The same sort of damning comparisons can be drawn in any place that is not a socialist paradise, of course. The difference, as many Russians will allow, is that consumption here tends not to be just conspicuous, but flagrant, and fashion is its highest expression.

"People most of all want luxury here, luxury that's visible," said Olga Mikhailovskaya, the fashion feature editor of Vogue Russia, a thick and glossy cousin of the American Vogue that sells about 250,000 copies a month. "Russians don't really appreciate cut, or form in general. But they're very much into what can be seen." That includes bright colors, gold and silver.

Verber said: "People, when they are working, everything they spend after expenses, they spend on clothes. They want to look good; they need to. It's a mentality."

Some of that, no doubt, is a reaction to a past colored entirely in gray. While fashion did exist in the Soviet Union — an early designer stitched her 1920s creations from old linen handkerchiefs and blankets — individuality was not only frowned on, but also could be positively dangerous.

"During the Cold War, women in stockings were considered enemies," said Alexander Vasiliev, a Moscow designer and author of "Beauty in Exile," a history of Russian fashion. "Some beautiful women went to gulags because they wore American fashions."

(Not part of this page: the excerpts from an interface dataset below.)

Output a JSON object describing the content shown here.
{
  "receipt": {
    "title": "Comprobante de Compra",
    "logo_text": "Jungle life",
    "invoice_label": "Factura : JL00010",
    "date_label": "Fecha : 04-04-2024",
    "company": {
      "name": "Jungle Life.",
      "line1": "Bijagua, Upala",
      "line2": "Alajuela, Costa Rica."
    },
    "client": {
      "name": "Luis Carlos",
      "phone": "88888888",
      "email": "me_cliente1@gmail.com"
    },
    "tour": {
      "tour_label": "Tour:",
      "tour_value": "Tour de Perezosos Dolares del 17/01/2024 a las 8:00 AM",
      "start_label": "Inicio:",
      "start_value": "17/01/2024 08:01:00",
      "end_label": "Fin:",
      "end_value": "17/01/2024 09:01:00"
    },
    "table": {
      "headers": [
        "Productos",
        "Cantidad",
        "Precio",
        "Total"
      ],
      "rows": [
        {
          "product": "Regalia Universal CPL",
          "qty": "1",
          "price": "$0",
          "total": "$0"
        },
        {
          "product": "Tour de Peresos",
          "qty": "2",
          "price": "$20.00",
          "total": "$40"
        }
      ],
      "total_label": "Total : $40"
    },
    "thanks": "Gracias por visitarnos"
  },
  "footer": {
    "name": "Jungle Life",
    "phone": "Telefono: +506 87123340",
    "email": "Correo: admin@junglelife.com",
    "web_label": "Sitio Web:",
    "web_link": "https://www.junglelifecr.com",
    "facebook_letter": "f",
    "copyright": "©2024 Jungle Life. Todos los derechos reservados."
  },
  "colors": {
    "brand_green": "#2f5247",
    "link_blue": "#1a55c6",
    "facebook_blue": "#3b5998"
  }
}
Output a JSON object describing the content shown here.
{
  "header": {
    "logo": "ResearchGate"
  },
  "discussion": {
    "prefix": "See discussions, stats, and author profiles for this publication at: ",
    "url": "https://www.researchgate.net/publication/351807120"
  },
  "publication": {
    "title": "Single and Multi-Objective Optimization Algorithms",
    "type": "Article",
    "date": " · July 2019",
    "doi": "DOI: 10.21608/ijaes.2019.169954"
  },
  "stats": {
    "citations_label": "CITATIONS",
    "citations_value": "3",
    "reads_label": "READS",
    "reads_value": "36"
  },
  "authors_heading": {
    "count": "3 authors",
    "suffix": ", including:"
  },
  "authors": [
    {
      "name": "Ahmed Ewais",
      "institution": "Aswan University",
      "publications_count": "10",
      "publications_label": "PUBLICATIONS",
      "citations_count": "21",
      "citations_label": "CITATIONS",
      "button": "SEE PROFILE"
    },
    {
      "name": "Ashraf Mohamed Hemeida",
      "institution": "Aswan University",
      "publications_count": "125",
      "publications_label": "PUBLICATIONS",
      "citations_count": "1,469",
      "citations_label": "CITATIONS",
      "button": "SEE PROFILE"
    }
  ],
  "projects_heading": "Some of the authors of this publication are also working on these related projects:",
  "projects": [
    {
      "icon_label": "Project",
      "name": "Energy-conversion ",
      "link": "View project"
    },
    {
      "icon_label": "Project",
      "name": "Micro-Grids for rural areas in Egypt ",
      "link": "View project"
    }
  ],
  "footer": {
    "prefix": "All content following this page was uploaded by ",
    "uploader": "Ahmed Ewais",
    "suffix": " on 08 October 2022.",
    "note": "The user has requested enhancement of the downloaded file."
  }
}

During Stalin's time, a plunging neckline was proof that a woman had fallen under Hollywood's bourgeois spell. Such strictures — and the lack of stores that sold quality clothing — gave rise to a rueful saying among Soviet women: "After I'm dead, no one will know that I had taste."

Whether today's abundance of stores has changed that is a matter of opinion.

Among Moscow's nouveau riche — what average Muscovites disdainfully call "new Russians" — women's fashion still tends toward painted-on jeans, bandanna-size skirts and flashy gold jewelry and gemstones.

The stereotype, deeply rooted in fact, is that such outfits are bought by the girlfriends, mistresses and occasionally even wives of Moscow men who struck it rich in the 1990s chariot race toward capitalism. And it is true that on any given day, the scene on the country's trendiest fashion streets — Kutuzovsky Prospekt, Tverskaya Ulitsa and now Tretyakovsky Passazh, a Soviet storage yard just remade with a $50 million investment — still runs toward pencil-thin young women with braces of buzz-cut bodyguards.

But while Moscow itself seems to have thoroughly recovered from the 1998 economic crash that swept over Russia, the rich alone could not sustain such a flock of designer stores, said Mikhailovskaya.

"There aren't so many who have such money," she said. "It's a real trait of the Russian character that people live beyond their means. Any person abroad who earns $2,000 a month won't spend $1,000 on a suit. But a Russian will, because for a Russian, it's important to show his wealth."

Such "tarty" behavior is changing, insists Vasiliev. "In the '90s, I would call Russian fashion ghastly and tasteless," he said. "Now, I would call it elegant and tasteful."